Taught by 46-year Capitol veteran Ray LeBov. Provides comprehensive coverage of California’s Legislative process, along with touch points and best practices you need to know for effective Legislative advocacy. Send your new lobbyists, support staff, legislative committee members, executives who hire and manage lobbyists. Capitol Seminars is the No.1 training resource for nonprofits and private sector organizations, lobbying firms, trade associations, state and local government entities. Next Zoom session is Tuesday, May 25th, 8:30am-1:30pm. Seats are limited. Reservations: (916) 837-0208. Further information:

Join the California Manufacturers & Technology Association Team!

Are you a legislative advocate? Know someone passionate about improving policies for manufacturers? Do they have 4+ years of government affairs experience with emphasis on legislative, regulatory and/or commercial environment? CMTA’s exciting and fast-paced State Government Relations team is searching for a Policy Director. Subject-matter expertise in energy, environment and/or workforce issues preferred. Apply here!

The Breakthrough Institute is seeking a Press Secretary (Berkeley)

Are you a savvy communications professional with ecomodernist ideals? Are you an effective communicator and strong writer with a passion for solving humanity’s biggest challenges? The Breakthrough Institute, a Berkeley-based research center, is looking for a new Press Secretary to expand our reach in the media and build connections with journalists, reporters, and newsroom editors. The Press Secretary will develop, implement, and assist in guiding media and digital strategies rooted in climate, energy, food, and agriculture with an ecomodernist emphasis. Please visit our website for a detailed job description and application instructions.

The position is in Berkeley, although remote until later in 2021.

Capitol Weekly presents A Conference on Housing Policy

Join us for an informative update on California’s Housing Crisis. For years, the Golden State has had the highest home prices in the US, one of the lowest rates of home-ownership, and the most people living on the streets – now, the COVID-19 pandemic has made the situation even worse. Three panels of experts, insiders and elected officials will discuss the status of the state’s Housing Crisis and the policy solutions being proposed to help solve it.

This event will be hosted on ZOOM from 9AM – 1:45PM, Wednesday, May 26. There is no cost to attend, but registration is required. Attend one panel, or the whole day!

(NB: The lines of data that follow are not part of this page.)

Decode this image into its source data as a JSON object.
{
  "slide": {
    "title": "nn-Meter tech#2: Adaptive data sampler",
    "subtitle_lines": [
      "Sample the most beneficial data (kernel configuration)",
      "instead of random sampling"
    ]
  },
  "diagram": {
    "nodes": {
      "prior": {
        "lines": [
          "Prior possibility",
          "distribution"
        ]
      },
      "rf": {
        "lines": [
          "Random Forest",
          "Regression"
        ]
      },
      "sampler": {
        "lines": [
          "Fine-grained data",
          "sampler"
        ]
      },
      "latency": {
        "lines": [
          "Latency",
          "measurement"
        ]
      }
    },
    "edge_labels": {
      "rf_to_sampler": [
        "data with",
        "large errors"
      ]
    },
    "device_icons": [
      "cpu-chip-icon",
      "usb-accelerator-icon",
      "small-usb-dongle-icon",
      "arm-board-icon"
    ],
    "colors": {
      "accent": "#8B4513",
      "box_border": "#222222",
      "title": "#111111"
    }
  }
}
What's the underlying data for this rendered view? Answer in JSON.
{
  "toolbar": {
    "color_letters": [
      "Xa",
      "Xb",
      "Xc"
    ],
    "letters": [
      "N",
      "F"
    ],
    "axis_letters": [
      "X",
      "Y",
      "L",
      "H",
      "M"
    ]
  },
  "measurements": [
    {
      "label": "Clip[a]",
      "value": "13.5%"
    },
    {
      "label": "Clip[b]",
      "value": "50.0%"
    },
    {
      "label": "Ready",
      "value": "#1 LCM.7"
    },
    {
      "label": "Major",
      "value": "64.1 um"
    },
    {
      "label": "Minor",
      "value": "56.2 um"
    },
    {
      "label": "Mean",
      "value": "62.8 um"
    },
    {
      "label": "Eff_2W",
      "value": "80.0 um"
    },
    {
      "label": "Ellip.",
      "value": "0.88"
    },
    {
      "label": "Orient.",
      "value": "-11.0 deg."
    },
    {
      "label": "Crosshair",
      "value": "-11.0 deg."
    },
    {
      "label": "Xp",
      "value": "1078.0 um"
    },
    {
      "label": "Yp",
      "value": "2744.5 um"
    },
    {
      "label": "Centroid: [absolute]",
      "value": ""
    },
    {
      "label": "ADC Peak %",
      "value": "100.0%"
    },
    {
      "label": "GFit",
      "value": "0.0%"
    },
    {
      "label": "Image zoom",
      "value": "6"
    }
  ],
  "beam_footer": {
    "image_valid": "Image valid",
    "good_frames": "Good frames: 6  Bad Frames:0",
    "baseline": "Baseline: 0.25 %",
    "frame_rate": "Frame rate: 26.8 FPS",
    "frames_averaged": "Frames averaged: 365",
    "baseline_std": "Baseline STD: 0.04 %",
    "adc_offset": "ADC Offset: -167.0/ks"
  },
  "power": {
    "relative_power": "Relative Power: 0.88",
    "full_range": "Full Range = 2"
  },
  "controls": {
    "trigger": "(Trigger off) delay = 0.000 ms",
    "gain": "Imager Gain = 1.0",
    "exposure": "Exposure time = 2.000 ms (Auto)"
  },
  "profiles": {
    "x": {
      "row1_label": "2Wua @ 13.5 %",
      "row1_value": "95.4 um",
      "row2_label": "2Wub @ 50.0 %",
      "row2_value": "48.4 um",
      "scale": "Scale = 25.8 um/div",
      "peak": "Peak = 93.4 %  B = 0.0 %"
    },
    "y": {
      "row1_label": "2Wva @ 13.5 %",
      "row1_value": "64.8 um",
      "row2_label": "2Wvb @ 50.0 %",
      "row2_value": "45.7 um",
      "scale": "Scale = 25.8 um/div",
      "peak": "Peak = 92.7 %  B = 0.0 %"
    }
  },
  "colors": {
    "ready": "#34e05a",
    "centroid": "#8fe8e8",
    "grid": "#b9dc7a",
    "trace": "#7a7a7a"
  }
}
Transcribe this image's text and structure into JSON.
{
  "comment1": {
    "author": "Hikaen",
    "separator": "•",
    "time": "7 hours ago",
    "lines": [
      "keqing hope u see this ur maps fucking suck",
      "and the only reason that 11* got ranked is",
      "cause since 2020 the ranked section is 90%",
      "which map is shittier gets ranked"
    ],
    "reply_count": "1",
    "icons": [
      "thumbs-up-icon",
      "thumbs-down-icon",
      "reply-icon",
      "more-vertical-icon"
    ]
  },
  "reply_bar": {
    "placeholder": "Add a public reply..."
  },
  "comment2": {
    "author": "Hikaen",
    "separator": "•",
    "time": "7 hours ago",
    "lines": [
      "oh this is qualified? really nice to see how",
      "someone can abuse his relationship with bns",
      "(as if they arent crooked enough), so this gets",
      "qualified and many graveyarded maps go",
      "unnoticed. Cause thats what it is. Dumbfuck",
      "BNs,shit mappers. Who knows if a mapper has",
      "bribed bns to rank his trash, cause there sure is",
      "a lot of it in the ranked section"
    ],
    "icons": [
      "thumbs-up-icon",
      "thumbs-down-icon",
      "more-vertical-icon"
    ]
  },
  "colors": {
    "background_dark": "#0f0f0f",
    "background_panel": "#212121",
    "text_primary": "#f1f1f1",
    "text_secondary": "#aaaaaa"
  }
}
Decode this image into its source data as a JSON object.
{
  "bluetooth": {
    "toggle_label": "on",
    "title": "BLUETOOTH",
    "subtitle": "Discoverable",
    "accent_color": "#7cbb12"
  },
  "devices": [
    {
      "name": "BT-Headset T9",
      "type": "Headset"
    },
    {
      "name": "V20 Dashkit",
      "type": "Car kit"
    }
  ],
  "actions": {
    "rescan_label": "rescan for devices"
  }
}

SET IN SACRAMENTO, ALL THAT FALL is "a white-knuckled, character-driven thriller, at once twisty and full of heart." In this first in a new series from award-winning author KRIS CALVIN, Investigator Emma Lawson has just 48-hours to stop a killer whose plans for revenge include upending California's government. "The story reads as if it happened. Emma and the rest of the cast will hook you." ORDER NOW from Amazon or your favorite bookstore at Available in hardback, ebook & audiobook.

The McGeorge School of Law, University of the Pacific

In addition to a well-respected JD, the McGeorge School of Law, University of the Pacific, offers the Master of Public Administration (MPA) and the Master of Public Policy (MPP) degrees. Both full-time students and those earning a professional degree while working succeed in the program. Our focus on the interconnections of law, policy, management, and leadership provides unique competencies for your success. Students gain a foundation in statutory interpretation and skills in public policy making and implementation. Learn at a beautiful campus three miles from the State Capitol:

McGeorge School of Law, University of the Pacific

Built on the foundation of nationally ranked and world class programs, McGeorge School of Law offers an online master (MSL) degree for individuals seeking in depth knowledge of law and policy, but who do not require a traditional law degree. Our MSL’s two concentrations in Government Law & Policy and in Water & Environmental Law offer students the flexibility to work while they learn and still engage in a highly interactive master’s program. To learn more and to sign up for our monthly webinars, please visit our website,, or contact us at

Political Data Inc.
For 30 Years PDI has been California’s premier data vendor. Now, you can get live online trainings on the newest PDI software every week: